▸ About this exercise
Only the text of the records, copied exactly, is wanted; no pictures.

▸ Data for this task
________________

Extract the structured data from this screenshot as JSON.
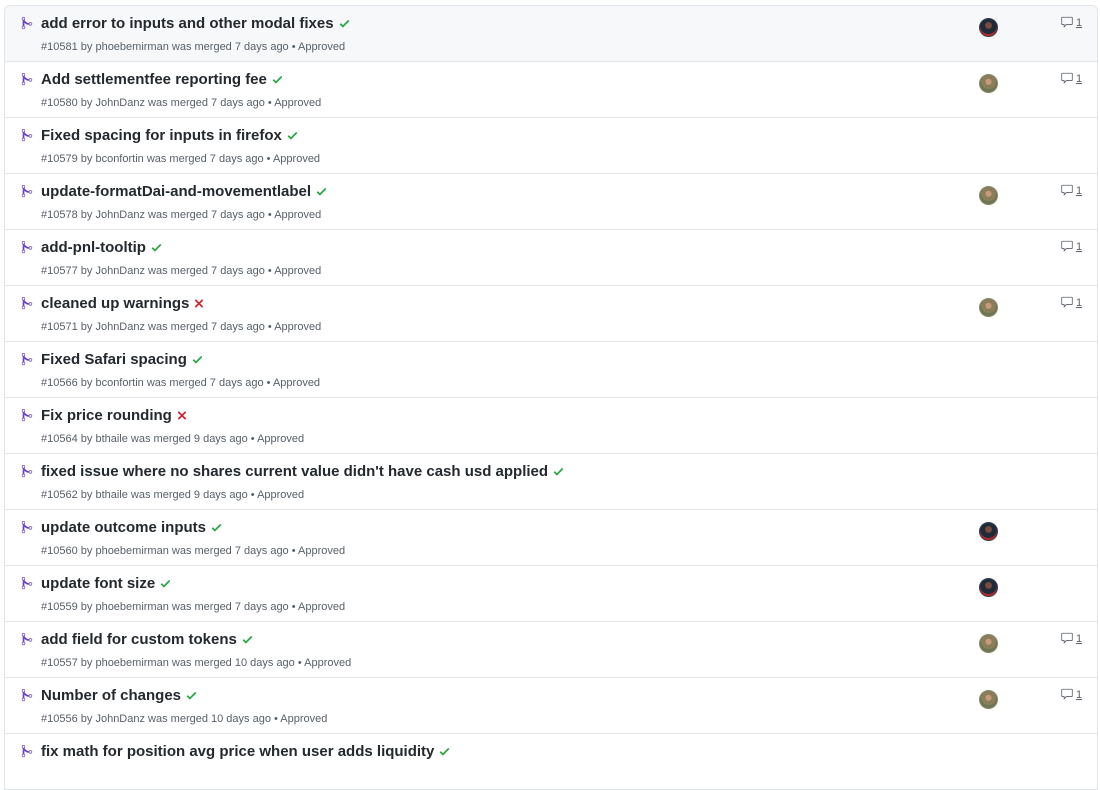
{
  "colors": {
    "merged": "#6f42c1",
    "success": "#28a745",
    "failure": "#cb2431",
    "muted": "#586069"
  },
  "pull_requests": [
    {
      "title": "add error to inputs and other modal fixes",
      "status": "success",
      "number": "#10581",
      "meta": "by phoebemirman was merged 7 days ago • Approved",
      "avatar": "dark",
      "comments": "1"
    },
    {
      "title": "Add settlementfee reporting fee",
      "status": "success",
      "number": "#10580",
      "meta": "by JohnDanz was merged 7 days ago • Approved",
      "avatar": "olive",
      "comments": "1"
    },
    {
      "title": "Fixed spacing for inputs in firefox",
      "status": "success",
      "number": "#10579",
      "meta": "by bconfortin was merged 7 days ago • Approved",
      "avatar": "",
      "comments": ""
    },
    {
      "title": "update-formatDai-and-movementlabel",
      "status": "success",
      "number": "#10578",
      "meta": "by JohnDanz was merged 7 days ago • Approved",
      "avatar": "olive",
      "comments": "1"
    },
    {
      "title": "add-pnl-tooltip",
      "status": "success",
      "number": "#10577",
      "meta": "by JohnDanz was merged 7 days ago • Approved",
      "avatar": "",
      "comments": "1"
    },
    {
      "title": "cleaned up warnings",
      "status": "failure",
      "number": "#10571",
      "meta": "by JohnDanz was merged 7 days ago • Approved",
      "avatar": "olive",
      "comments": "1"
    },
    {
      "title": "Fixed Safari spacing",
      "status": "success",
      "number": "#10566",
      "meta": "by bconfortin was merged 7 days ago • Approved",
      "avatar": "",
      "comments": ""
    },
    {
      "title": "Fix price rounding",
      "status": "failure",
      "number": "#10564",
      "meta": "by bthaile was merged 9 days ago • Approved",
      "avatar": "",
      "comments": ""
    },
    {
      "title": "fixed issue where no shares current value didn't have cash usd applied",
      "status": "success",
      "number": "#10562",
      "meta": "by bthaile was merged 9 days ago • Approved",
      "avatar": "",
      "comments": ""
    },
    {
      "title": "update outcome inputs",
      "status": "success",
      "number": "#10560",
      "meta": "by phoebemirman was merged 7 days ago • Approved",
      "avatar": "dark",
      "comments": ""
    },
    {
      "title": "update font size",
      "status": "success",
      "number": "#10559",
      "meta": "by phoebemirman was merged 7 days ago • Approved",
      "avatar": "dark",
      "comments": ""
    },
    {
      "title": "add field for custom tokens",
      "status": "success",
      "number": "#10557",
      "meta": "by phoebemirman was merged 10 days ago • Approved",
      "avatar": "olive",
      "comments": "1"
    },
    {
      "title": "Number of changes",
      "status": "success",
      "number": "#10556",
      "meta": "by JohnDanz was merged 10 days ago • Approved",
      "avatar": "olive",
      "comments": "1"
    },
    {
      "title": "fix math for position avg price when user adds liquidity",
      "status": "success",
      "number": "",
      "meta": "",
      "avatar": "",
      "comments": ""
    }
  ]
}
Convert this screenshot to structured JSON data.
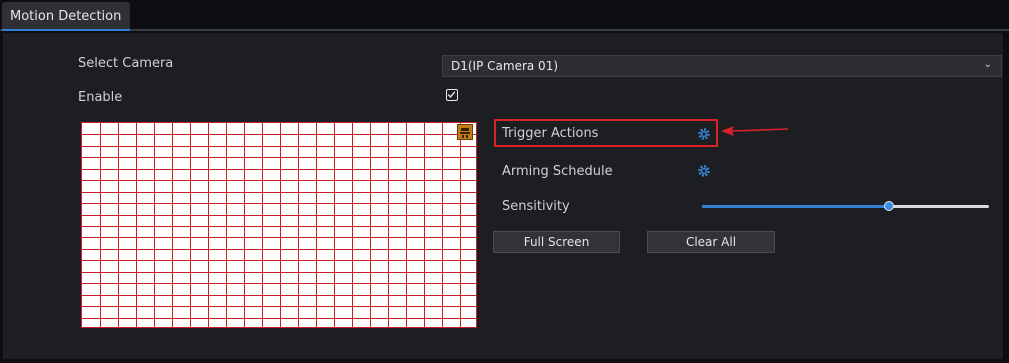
{
  "tabs": [
    {
      "label": "Motion Detection",
      "active": true
    }
  ],
  "form": {
    "select_camera_label": "Select Camera",
    "select_camera_value": "D1(IP Camera 01)",
    "enable_label": "Enable",
    "enable_checked": true
  },
  "settings": {
    "trigger_actions_label": "Trigger Actions",
    "arming_schedule_label": "Arming Schedule",
    "sensitivity_label": "Sensitivity",
    "sensitivity_level": 0.65
  },
  "buttons": {
    "full_screen": "Full Screen",
    "clear_all": "Clear All"
  },
  "colors": {
    "accent": "#2f7fd2",
    "highlight": "#d8232a",
    "grid_line": "#c41e2b"
  },
  "icons": {
    "settings": "gear-icon",
    "dropdown": "chevron-down-icon",
    "camera_badge": "camera-position-icon",
    "annotation": "arrow-left-icon"
  }
}
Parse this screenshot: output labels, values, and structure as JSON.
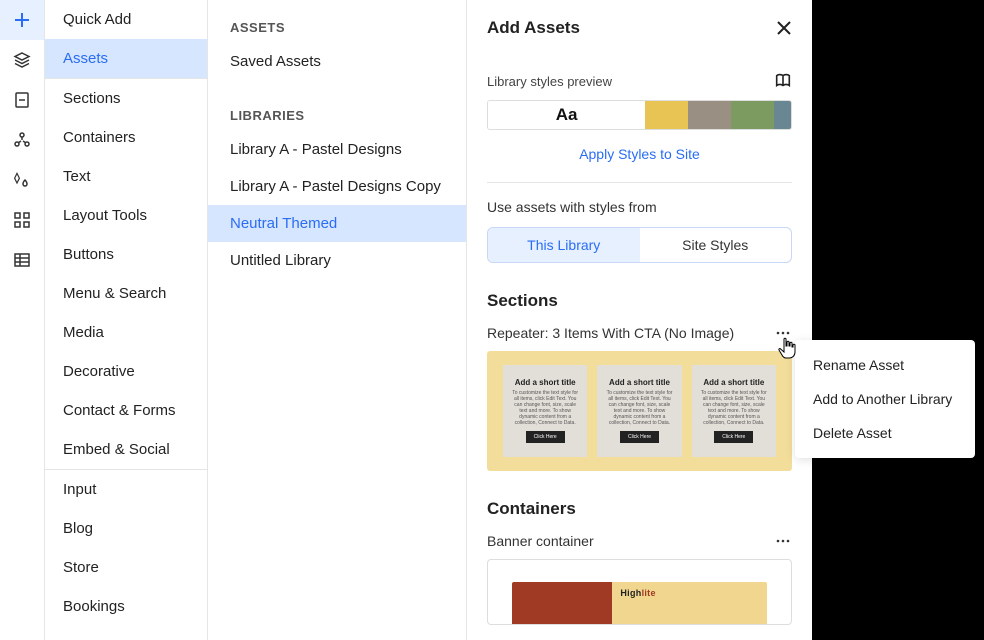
{
  "categories": {
    "items": [
      {
        "label": "Quick Add"
      },
      {
        "label": "Assets"
      },
      {
        "label": "Sections"
      },
      {
        "label": "Containers"
      },
      {
        "label": "Text"
      },
      {
        "label": "Layout Tools"
      },
      {
        "label": "Buttons"
      },
      {
        "label": "Menu & Search"
      },
      {
        "label": "Media"
      },
      {
        "label": "Decorative"
      },
      {
        "label": "Contact & Forms"
      },
      {
        "label": "Embed & Social"
      },
      {
        "label": "Input"
      },
      {
        "label": "Blog"
      },
      {
        "label": "Store"
      },
      {
        "label": "Bookings"
      }
    ]
  },
  "libpanel": {
    "assets_header": "ASSETS",
    "saved_assets": "Saved Assets",
    "libraries_header": "LIBRARIES",
    "libraries": [
      {
        "label": "Library A - Pastel Designs"
      },
      {
        "label": "Library A - Pastel Designs Copy"
      },
      {
        "label": "Neutral Themed"
      },
      {
        "label": "Untitled Library"
      }
    ]
  },
  "addassets": {
    "title": "Add Assets",
    "library_styles_preview": "Library styles preview",
    "aa_glyph": "Aa",
    "apply_styles": "Apply Styles to Site",
    "use_from": "Use assets with styles from",
    "tab_this": "This Library",
    "tab_site": "Site Styles",
    "sections_head": "Sections",
    "asset1_label": "Repeater: 3 Items With CTA (No Image)",
    "containers_head": "Containers",
    "asset2_label": "Banner container",
    "repcard": {
      "title": "Add a short title",
      "body": "To customize the text style for all items, click Edit Text. You can change font, size, scale text and more. To show dynamic content from a collection, Connect to Data.",
      "btn": "Click Here"
    },
    "banner_logo_a": "High",
    "banner_logo_b": "lite"
  },
  "ctxmenu": {
    "rename": "Rename Asset",
    "add": "Add to Another Library",
    "del": "Delete Asset"
  },
  "colors": {
    "swatches": [
      "#e8c455",
      "#998f83",
      "#7c9b60",
      "#688793"
    ]
  }
}
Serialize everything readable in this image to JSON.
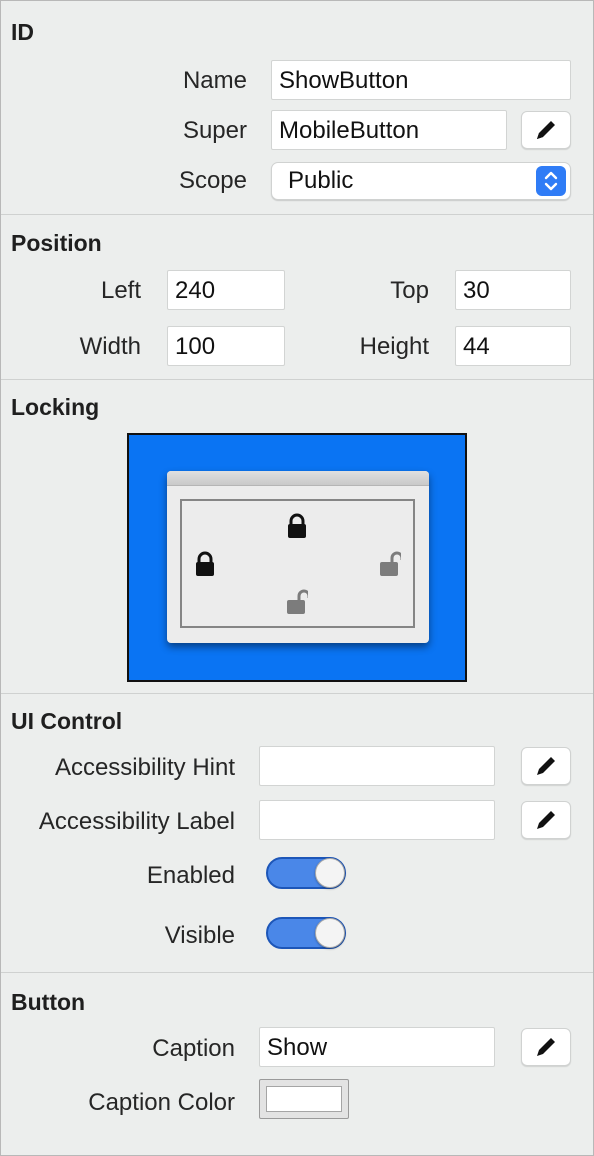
{
  "id_section": {
    "title": "ID",
    "name_label": "Name",
    "name_value": "ShowButton",
    "super_label": "Super",
    "super_value": "MobileButton",
    "scope_label": "Scope",
    "scope_value": "Public"
  },
  "position_section": {
    "title": "Position",
    "left_label": "Left",
    "left_value": "240",
    "top_label": "Top",
    "top_value": "30",
    "width_label": "Width",
    "width_value": "100",
    "height_label": "Height",
    "height_value": "44"
  },
  "locking_section": {
    "title": "Locking",
    "canvas_color": "#0a74f3",
    "locks": {
      "top": "locked",
      "left": "locked",
      "right": "unlocked",
      "bottom": "unlocked"
    }
  },
  "ui_control_section": {
    "title": "UI Control",
    "accessibility_hint_label": "Accessibility Hint",
    "accessibility_hint_value": "",
    "accessibility_label_label": "Accessibility Label",
    "accessibility_label_value": "",
    "enabled_label": "Enabled",
    "enabled_value": true,
    "visible_label": "Visible",
    "visible_value": true,
    "toggle_color": "#4a87e8"
  },
  "button_section": {
    "title": "Button",
    "caption_label": "Caption",
    "caption_value": "Show",
    "caption_color_label": "Caption Color",
    "caption_color_value": "#ffffff"
  },
  "icons": {
    "edit": "pencil-icon",
    "popup": "chevron-up-down-icon",
    "lock_closed": "lock-closed-icon",
    "lock_open": "lock-open-icon"
  }
}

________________

▸ Final answer
Extract the structured data from this screenshot as JSON.
{
  "colors": {
    "merged": "#6f42c1",
    "success": "#28a745",
    "failure": "#cb2431",
    "muted": "#586069"
  },
  "pull_requests": [
    {
      "title": "add error to inputs and other modal fixes",
      "status": "success",
      "number": "#10581",
      "meta": "by phoebemirman was merged 7 days ago • Approved",
      "avatar": "dark",
      "comments": "1"
    },
    {
      "title": "Add settlementfee reporting fee",
      "status": "success",
      "number": "#10580",
      "meta": "by JohnDanz was merged 7 days ago • Approved",
      "avatar": "olive",
      "comments": "1"
    },
    {
      "title": "Fixed spacing for inputs in firefox",
      "status": "success",
      "number": "#10579",
      "meta": "by bconfortin was merged 7 days ago • Approved",
      "avatar": "",
      "comments": ""
    },
    {
      "title": "update-formatDai-and-movementlabel",
      "status": "success",
      "number": "#10578",
      "meta": "by JohnDanz was merged 7 days ago • Approved",
      "avatar": "olive",
      "comments": "1"
    },
    {
      "title": "add-pnl-tooltip",
      "status": "success",
      "number": "#10577",
      "meta": "by JohnDanz was merged 7 days ago • Approved",
      "avatar": "",
      "comments": "1"
    },
    {
      "title": "cleaned up warnings",
      "status": "failure",
      "number": "#10571",
      "meta": "by JohnDanz was merged 7 days ago • Approved",
      "avatar": "olive",
      "comments": "1"
    },
    {
      "title": "Fixed Safari spacing",
      "status": "success",
      "number": "#10566",
      "meta": "by bconfortin was merged 7 days ago • Approved",
      "avatar": "",
      "comments": ""
    },
    {
      "title": "Fix price rounding",
      "status": "failure",
      "number": "#10564",
      "meta": "by bthaile was merged 9 days ago • Approved",
      "avatar": "",
      "comments": ""
    },
    {
      "title": "fixed issue where no shares current value didn't have cash usd applied",
      "status": "success",
      "number": "#10562",
      "meta": "by bthaile was merged 9 days ago • Approved",
      "avatar": "",
      "comments": ""
    },
    {
      "title": "update outcome inputs",
      "status": "success",
      "number": "#10560",
      "meta": "by phoebemirman was merged 7 days ago • Approved",
      "avatar": "dark",
      "comments": ""
    },
    {
      "title": "update font size",
      "status": "success",
      "number": "#10559",
      "meta": "by phoebemirman was merged 7 days ago • Approved",
      "avatar": "dark",
      "comments": ""
    },
    {
      "title": "add field for custom tokens",
      "status": "success",
      "number": "#10557",
      "meta": "by phoebemirman was merged 10 days ago • Approved",
      "avatar": "olive",
      "comments": "1"
    },
    {
      "title": "Number of changes",
      "status": "success",
      "number": "#10556",
      "meta": "by JohnDanz was merged 10 days ago • Approved",
      "avatar": "olive",
      "comments": "1"
    },
    {
      "title": "fix math for position avg price when user adds liquidity",
      "status": "success",
      "number": "",
      "meta": "",
      "avatar": "",
      "comments": ""
    }
  ]
}
Convert this screenshot to structured JSON data.
{
  "tabs": [
    {
      "label": "Motion Detection",
      "active": true
    }
  ],
  "form": {
    "select_camera_label": "Select Camera",
    "select_camera_value": "D1(IP Camera 01)",
    "enable_label": "Enable",
    "enable_checked": true
  },
  "settings": {
    "trigger_actions_label": "Trigger Actions",
    "arming_schedule_label": "Arming Schedule",
    "sensitivity_label": "Sensitivity",
    "sensitivity_level": 0.65
  },
  "buttons": {
    "full_screen": "Full Screen",
    "clear_all": "Clear All"
  },
  "colors": {
    "accent": "#2f7fd2",
    "highlight": "#d8232a",
    "grid_line": "#c41e2b"
  },
  "icons": {
    "settings": "gear-icon",
    "dropdown": "chevron-down-icon",
    "camera_badge": "camera-position-icon",
    "annotation": "arrow-left-icon"
  }
}
Parse this screenshot: output labels, values, and structure as JSON.
{
  "categories": {
    "items": [
      {
        "label": "Quick Add"
      },
      {
        "label": "Assets"
      },
      {
        "label": "Sections"
      },
      {
        "label": "Containers"
      },
      {
        "label": "Text"
      },
      {
        "label": "Layout Tools"
      },
      {
        "label": "Buttons"
      },
      {
        "label": "Menu & Search"
      },
      {
        "label": "Media"
      },
      {
        "label": "Decorative"
      },
      {
        "label": "Contact & Forms"
      },
      {
        "label": "Embed & Social"
      },
      {
        "label": "Input"
      },
      {
        "label": "Blog"
      },
      {
        "label": "Store"
      },
      {
        "label": "Bookings"
      }
    ]
  },
  "libpanel": {
    "assets_header": "ASSETS",
    "saved_assets": "Saved Assets",
    "libraries_header": "LIBRARIES",
    "libraries": [
      {
        "label": "Library A - Pastel Designs"
      },
      {
        "label": "Library A - Pastel Designs Copy"
      },
      {
        "label": "Neutral Themed"
      },
      {
        "label": "Untitled Library"
      }
    ]
  },
  "addassets": {
    "title": "Add Assets",
    "library_styles_preview": "Library styles preview",
    "aa_glyph": "Aa",
    "apply_styles": "Apply Styles to Site",
    "use_from": "Use assets with styles from",
    "tab_this": "This Library",
    "tab_site": "Site Styles",
    "sections_head": "Sections",
    "asset1_label": "Repeater: 3 Items With CTA (No Image)",
    "containers_head": "Containers",
    "asset2_label": "Banner container",
    "repcard": {
      "title": "Add a short title",
      "body": "To customize the text style for all items, click Edit Text. You can change font, size, scale text and more. To show dynamic content from a collection, Connect to Data.",
      "btn": "Click Here"
    },
    "banner_logo_a": "High",
    "banner_logo_b": "lite"
  },
  "ctxmenu": {
    "rename": "Rename Asset",
    "add": "Add to Another Library",
    "del": "Delete Asset"
  },
  "colors": {
    "swatches": [
      "#e8c455",
      "#998f83",
      "#7c9b60",
      "#688793"
    ]
  }
}
Serialize everything readable in this image to JSON.
{
  "id_section": {
    "title": "ID",
    "name_label": "Name",
    "name_value": "ShowButton",
    "super_label": "Super",
    "super_value": "MobileButton",
    "scope_label": "Scope",
    "scope_value": "Public"
  },
  "position_section": {
    "title": "Position",
    "left_label": "Left",
    "left_value": "240",
    "top_label": "Top",
    "top_value": "30",
    "width_label": "Width",
    "width_value": "100",
    "height_label": "Height",
    "height_value": "44"
  },
  "locking_section": {
    "title": "Locking",
    "canvas_color": "#0a74f3",
    "locks": {
      "top": "locked",
      "left": "locked",
      "right": "unlocked",
      "bottom": "unlocked"
    }
  },
  "ui_control_section": {
    "title": "UI Control",
    "accessibility_hint_label": "Accessibility Hint",
    "accessibility_hint_value": "",
    "accessibility_label_label": "Accessibility Label",
    "accessibility_label_value": "",
    "enabled_label": "Enabled",
    "enabled_value": true,
    "visible_label": "Visible",
    "visible_value": true,
    "toggle_color": "#4a87e8"
  },
  "button_section": {
    "title": "Button",
    "caption_label": "Caption",
    "caption_value": "Show",
    "caption_color_label": "Caption Color",
    "caption_color_value": "#ffffff"
  },
  "icons": {
    "edit": "pencil-icon",
    "popup": "chevron-up-down-icon",
    "lock_closed": "lock-closed-icon",
    "lock_open": "lock-open-icon"
  }
}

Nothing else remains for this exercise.